French cuisine is a style of cooking derived from the nation of France. It evolved from centuries of social and political change. The Middle Ages brought lavish banquets to the upper class with ornate, heavily seasoned food prepared by chefs such as Guillaume Tirel. The era of the French Revolution, however, saw a move toward fewer spices and more liberal usage of herbs and refined techniques, beginning with François Pierre La Varenne and further developing with Napoleon Bonaparte and other dignitaries, Marie-Antoine Carême.

French cuisine was codified in the 20th century by Georges Auguste Escoffier to become the modern version of haute cuisine. Escoffier's major work, however, left out much of the regional character to be found in the provinces of France. Gastro-tourism and the Guide Michelin helped to bring people to the countryside during the 20th century and beyond, to sample this rich bourgeois and peasant cuisine of France. Basque cuisine has also been a great influence over the cuisine in the southwest of France.

Ingredients and dishes vary by region. There are many significant regional dishes that have become both national and regional. Many dishes that were once regional, however, have proliferated in different variations across the country in the present day. Cheese and wine are also a major part of the cuisine, playing different roles both regionally and nationally with their many variations and Appellation d'origine contrôlée (AOC) (regulated appellation) laws.

French cuisine has evolved extensively over the centuries. Starting in the Middle Ages, a unique and creative national cuisine began forming. Various social movements, political movements, and the work of great chefs came together to create this movement. Through the years the styles of French cuisine have been given different names, and have been codified by various master-chefs. During their lifetimes these chefs have been held in high regard for their contributions to the culture of the country. The national cuisine developed primarily in the city of Paris with the chefs to French royalty, but eventually it spread throughout the country and was even exported overseas.
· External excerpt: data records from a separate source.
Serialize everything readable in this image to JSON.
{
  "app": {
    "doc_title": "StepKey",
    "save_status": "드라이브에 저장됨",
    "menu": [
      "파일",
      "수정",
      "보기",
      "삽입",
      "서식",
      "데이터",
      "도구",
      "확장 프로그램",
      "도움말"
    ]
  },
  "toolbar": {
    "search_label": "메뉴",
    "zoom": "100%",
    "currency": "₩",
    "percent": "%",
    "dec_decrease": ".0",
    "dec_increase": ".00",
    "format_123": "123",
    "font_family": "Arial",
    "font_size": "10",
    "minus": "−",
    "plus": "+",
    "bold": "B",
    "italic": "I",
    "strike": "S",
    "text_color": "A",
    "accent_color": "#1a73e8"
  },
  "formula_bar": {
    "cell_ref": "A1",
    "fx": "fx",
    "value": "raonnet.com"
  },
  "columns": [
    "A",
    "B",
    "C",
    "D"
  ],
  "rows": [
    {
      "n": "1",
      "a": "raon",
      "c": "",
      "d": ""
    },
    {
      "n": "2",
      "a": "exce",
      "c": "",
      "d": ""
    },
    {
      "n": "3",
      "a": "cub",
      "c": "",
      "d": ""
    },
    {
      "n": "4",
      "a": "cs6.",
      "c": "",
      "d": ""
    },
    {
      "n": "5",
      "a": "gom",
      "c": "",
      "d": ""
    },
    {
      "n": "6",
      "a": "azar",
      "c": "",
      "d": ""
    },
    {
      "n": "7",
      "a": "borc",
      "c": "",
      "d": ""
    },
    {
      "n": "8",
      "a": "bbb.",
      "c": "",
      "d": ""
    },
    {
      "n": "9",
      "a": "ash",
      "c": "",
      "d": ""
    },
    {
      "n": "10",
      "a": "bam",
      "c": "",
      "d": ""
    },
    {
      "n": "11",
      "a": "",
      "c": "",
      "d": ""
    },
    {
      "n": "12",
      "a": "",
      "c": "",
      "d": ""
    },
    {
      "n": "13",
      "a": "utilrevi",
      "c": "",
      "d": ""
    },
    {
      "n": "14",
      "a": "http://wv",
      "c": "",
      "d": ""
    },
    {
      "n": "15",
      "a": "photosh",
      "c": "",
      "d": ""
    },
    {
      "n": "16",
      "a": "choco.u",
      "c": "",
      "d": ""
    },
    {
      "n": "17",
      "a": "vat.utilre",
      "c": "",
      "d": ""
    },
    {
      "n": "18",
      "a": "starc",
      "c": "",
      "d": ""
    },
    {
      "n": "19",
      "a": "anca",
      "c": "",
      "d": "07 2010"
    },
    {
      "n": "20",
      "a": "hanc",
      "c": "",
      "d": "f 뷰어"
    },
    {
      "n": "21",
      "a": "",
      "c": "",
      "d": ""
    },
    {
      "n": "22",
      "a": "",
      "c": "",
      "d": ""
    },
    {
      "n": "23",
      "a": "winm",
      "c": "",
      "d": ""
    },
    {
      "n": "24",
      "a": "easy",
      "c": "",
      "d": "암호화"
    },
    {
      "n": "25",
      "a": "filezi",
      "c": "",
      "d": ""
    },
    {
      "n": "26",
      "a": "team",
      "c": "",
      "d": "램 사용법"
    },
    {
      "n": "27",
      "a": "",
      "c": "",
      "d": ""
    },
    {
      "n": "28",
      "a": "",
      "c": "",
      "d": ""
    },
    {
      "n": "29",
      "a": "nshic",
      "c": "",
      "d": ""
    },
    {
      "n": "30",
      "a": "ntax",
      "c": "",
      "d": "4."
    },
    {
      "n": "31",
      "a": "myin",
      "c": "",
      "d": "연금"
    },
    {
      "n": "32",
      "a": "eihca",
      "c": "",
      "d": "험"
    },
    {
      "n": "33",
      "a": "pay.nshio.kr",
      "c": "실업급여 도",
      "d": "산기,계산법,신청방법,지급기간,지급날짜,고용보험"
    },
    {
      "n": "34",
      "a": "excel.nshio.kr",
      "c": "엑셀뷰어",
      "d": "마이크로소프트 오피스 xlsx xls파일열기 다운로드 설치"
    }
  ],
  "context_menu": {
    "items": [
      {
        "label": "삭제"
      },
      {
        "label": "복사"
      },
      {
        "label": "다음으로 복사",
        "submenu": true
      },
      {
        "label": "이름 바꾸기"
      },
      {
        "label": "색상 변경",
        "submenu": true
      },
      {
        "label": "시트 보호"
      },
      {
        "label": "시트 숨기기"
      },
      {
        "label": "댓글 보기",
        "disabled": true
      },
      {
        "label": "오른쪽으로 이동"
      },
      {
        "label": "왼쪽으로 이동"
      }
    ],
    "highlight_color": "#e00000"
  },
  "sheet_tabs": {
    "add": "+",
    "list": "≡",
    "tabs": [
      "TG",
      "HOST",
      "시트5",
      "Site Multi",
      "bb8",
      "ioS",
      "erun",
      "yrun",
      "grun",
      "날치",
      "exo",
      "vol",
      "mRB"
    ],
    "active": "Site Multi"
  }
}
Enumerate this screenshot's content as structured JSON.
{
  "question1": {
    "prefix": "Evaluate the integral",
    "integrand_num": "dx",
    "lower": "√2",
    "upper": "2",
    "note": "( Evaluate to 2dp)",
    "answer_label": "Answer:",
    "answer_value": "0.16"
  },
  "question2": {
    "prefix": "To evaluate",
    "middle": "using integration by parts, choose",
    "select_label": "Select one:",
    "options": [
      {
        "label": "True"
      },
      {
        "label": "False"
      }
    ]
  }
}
The article above is licensed under the GNU Free Documentation License. It uses material from the Wikipedia article "French cuisine".